EXERCISE -> Please restate each entry exactly, without skipping any.

(DATA IN THIS EXERCISE begins)

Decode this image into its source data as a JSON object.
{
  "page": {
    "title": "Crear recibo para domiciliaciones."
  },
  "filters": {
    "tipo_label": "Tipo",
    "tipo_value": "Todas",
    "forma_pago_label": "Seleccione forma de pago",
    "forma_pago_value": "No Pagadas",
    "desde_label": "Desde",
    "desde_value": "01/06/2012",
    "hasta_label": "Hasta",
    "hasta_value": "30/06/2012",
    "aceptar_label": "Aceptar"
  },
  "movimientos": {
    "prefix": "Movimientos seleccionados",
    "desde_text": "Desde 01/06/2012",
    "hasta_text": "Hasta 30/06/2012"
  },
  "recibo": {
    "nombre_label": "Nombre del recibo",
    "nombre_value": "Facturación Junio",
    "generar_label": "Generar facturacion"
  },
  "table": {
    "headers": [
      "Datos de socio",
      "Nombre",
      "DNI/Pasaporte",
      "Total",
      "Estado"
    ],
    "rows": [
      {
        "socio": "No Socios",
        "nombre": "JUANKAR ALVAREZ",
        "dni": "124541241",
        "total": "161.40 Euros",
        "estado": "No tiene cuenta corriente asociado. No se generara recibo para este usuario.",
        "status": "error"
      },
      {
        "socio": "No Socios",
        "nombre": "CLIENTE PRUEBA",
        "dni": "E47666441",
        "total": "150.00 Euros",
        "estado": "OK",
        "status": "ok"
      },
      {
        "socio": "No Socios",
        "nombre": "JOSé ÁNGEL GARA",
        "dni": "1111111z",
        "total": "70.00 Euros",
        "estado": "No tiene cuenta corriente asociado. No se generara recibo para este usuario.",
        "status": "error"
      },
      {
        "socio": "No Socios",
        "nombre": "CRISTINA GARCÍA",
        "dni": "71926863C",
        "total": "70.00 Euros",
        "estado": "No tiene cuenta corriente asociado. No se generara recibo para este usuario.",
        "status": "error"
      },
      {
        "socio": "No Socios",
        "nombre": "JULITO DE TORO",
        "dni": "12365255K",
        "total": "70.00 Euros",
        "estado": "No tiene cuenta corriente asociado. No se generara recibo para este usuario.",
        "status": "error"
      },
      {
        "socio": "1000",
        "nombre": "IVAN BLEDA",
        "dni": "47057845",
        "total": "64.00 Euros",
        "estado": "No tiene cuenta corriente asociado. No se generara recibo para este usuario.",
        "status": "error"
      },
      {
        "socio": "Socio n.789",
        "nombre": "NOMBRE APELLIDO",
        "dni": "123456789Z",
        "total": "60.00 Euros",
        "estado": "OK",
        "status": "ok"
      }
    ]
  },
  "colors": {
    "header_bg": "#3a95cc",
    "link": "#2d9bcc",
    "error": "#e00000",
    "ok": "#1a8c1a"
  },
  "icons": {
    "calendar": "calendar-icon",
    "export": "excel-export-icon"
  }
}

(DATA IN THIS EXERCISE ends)

WRITTEN ANSWER ->
Decode this image into its source data as a JSON object.
{
  "page": {
    "title": "Crear recibo para domiciliaciones."
  },
  "filters": {
    "tipo_label": "Tipo",
    "tipo_value": "Todas",
    "forma_pago_label": "Seleccione forma de pago",
    "forma_pago_value": "No Pagadas",
    "desde_label": "Desde",
    "desde_value": "01/06/2012",
    "hasta_label": "Hasta",
    "hasta_value": "30/06/2012",
    "aceptar_label": "Aceptar"
  },
  "movimientos": {
    "prefix": "Movimientos seleccionados",
    "desde_text": "Desde 01/06/2012",
    "hasta_text": "Hasta 30/06/2012"
  },
  "recibo": {
    "nombre_label": "Nombre del recibo",
    "nombre_value": "Facturación Junio",
    "generar_label": "Generar facturacion"
  },
  "table": {
    "headers": [
      "Datos de socio",
      "Nombre",
      "DNI/Pasaporte",
      "Total",
      "Estado"
    ],
    "rows": [
      {
        "socio": "No Socios",
        "nombre": "JUANKAR ALVAREZ",
        "dni": "124541241",
        "total": "161.40 Euros",
        "estado": "No tiene cuenta corriente asociado. No se generara recibo para este usuario.",
        "status": "error"
      },
      {
        "socio": "No Socios",
        "nombre": "CLIENTE PRUEBA",
        "dni": "E47666441",
        "total": "150.00 Euros",
        "estado": "OK",
        "status": "ok"
      },
      {
        "socio": "No Socios",
        "nombre": "JOSé ÁNGEL GARA",
        "dni": "1111111z",
        "total": "70.00 Euros",
        "estado": "No tiene cuenta corriente asociado. No se generara recibo para este usuario.",
        "status": "error"
      },
      {
        "socio": "No Socios",
        "nombre": "CRISTINA GARCÍA",
        "dni": "71926863C",
        "total": "70.00 Euros",
        "estado": "No tiene cuenta corriente asociado. No se generara recibo para este usuario.",
        "status": "error"
      },
      {
        "socio": "No Socios",
        "nombre": "JULITO DE TORO",
        "dni": "12365255K",
        "total": "70.00 Euros",
        "estado": "No tiene cuenta corriente asociado. No se generara recibo para este usuario.",
        "status": "error"
      },
      {
        "socio": "1000",
        "nombre": "IVAN BLEDA",
        "dni": "47057845",
        "total": "64.00 Euros",
        "estado": "No tiene cuenta corriente asociado. No se generara recibo para este usuario.",
        "status": "error"
      },
      {
        "socio": "Socio n.789",
        "nombre": "NOMBRE APELLIDO",
        "dni": "123456789Z",
        "total": "60.00 Euros",
        "estado": "OK",
        "status": "ok"
      }
    ]
  },
  "colors": {
    "header_bg": "#3a95cc",
    "link": "#2d9bcc",
    "error": "#e00000",
    "ok": "#1a8c1a"
  },
  "icons": {
    "calendar": "calendar-icon",
    "export": "excel-export-icon"
  }
}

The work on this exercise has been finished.